§ DATASET ENTRIES
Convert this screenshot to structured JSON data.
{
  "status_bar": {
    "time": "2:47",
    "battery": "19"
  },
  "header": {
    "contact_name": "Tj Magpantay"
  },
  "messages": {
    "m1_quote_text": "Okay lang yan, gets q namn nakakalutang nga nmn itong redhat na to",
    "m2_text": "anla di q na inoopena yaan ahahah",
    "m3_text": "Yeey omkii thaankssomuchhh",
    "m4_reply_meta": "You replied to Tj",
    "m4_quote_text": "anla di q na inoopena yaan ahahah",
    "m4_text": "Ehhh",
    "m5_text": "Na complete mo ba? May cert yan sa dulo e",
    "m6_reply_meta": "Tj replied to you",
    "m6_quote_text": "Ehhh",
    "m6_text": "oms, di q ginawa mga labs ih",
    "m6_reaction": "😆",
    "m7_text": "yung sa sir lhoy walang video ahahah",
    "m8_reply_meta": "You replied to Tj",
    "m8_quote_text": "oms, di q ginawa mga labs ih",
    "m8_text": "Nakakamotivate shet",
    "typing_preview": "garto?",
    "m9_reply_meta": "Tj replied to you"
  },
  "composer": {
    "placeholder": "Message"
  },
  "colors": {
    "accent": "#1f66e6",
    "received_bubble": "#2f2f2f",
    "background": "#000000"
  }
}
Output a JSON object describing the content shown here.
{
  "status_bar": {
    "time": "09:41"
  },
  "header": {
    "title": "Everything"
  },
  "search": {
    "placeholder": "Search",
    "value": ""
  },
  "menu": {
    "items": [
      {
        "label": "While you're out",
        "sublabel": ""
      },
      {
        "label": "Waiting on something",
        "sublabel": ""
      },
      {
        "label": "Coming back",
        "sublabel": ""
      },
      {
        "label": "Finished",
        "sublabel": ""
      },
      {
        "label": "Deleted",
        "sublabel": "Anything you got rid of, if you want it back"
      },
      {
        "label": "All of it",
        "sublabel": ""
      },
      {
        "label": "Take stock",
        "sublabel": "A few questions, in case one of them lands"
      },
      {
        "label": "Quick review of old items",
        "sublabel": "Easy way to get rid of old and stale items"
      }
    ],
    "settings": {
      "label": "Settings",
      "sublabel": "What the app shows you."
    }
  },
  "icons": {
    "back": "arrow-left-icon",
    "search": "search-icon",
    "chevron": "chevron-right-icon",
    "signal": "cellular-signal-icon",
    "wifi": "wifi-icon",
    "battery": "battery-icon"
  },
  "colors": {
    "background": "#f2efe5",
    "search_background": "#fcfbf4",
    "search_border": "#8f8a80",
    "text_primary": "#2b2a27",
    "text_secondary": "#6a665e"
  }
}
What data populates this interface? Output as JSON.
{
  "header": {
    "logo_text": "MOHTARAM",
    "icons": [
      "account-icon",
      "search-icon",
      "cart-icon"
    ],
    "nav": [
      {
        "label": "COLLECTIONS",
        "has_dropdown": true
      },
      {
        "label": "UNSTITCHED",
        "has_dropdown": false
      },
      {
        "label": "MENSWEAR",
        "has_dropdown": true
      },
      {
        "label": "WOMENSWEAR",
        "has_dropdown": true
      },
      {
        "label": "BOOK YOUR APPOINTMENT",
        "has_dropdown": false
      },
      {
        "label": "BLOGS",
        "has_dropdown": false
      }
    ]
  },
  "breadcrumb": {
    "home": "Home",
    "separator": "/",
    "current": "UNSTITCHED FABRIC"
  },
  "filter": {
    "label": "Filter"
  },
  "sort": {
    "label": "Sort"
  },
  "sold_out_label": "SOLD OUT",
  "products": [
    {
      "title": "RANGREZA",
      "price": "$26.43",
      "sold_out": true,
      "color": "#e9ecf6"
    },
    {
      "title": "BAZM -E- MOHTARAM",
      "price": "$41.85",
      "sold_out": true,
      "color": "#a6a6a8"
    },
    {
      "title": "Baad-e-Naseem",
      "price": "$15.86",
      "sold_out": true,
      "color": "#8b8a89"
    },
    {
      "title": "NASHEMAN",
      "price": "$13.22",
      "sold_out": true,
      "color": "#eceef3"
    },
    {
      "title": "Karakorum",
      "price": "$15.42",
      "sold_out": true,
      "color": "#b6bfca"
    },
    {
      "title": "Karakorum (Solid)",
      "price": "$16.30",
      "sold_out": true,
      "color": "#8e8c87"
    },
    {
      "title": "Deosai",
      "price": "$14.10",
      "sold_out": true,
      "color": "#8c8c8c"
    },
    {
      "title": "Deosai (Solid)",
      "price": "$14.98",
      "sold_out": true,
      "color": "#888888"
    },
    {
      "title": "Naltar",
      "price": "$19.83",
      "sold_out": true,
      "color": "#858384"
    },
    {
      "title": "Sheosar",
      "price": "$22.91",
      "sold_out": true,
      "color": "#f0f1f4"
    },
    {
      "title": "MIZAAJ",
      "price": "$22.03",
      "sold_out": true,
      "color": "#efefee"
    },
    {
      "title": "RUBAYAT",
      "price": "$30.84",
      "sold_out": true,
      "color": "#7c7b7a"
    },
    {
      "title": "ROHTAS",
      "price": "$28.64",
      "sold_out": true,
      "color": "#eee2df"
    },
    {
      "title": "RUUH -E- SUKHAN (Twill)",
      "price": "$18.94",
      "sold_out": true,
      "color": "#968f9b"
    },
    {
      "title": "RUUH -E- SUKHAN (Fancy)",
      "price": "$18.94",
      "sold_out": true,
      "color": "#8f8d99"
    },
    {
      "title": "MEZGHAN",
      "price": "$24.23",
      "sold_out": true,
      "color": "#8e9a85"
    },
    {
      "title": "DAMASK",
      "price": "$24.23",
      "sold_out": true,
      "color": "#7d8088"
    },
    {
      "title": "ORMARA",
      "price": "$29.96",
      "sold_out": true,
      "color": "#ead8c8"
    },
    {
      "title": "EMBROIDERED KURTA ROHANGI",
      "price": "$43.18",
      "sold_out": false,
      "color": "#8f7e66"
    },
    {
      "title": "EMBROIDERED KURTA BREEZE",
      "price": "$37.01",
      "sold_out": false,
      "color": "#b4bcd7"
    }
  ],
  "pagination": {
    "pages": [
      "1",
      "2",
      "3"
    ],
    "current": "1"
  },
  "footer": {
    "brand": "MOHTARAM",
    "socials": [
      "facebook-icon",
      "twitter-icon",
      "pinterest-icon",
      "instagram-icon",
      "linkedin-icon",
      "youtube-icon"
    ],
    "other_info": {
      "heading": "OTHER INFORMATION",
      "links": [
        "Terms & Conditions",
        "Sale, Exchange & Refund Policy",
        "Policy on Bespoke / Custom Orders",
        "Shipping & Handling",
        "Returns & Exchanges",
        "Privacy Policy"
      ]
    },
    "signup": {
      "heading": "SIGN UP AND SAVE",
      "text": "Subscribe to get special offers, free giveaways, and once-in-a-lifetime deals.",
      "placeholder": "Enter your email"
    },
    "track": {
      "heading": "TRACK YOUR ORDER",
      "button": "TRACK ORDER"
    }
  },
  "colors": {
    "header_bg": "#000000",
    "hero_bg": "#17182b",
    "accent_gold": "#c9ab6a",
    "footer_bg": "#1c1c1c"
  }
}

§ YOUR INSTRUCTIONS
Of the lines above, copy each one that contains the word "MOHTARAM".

§ RESPONSE
    "logo_text": "MOHTARAM",
      "title": "BAZM -E- MOHTARAM",
    "brand": "MOHTARAM",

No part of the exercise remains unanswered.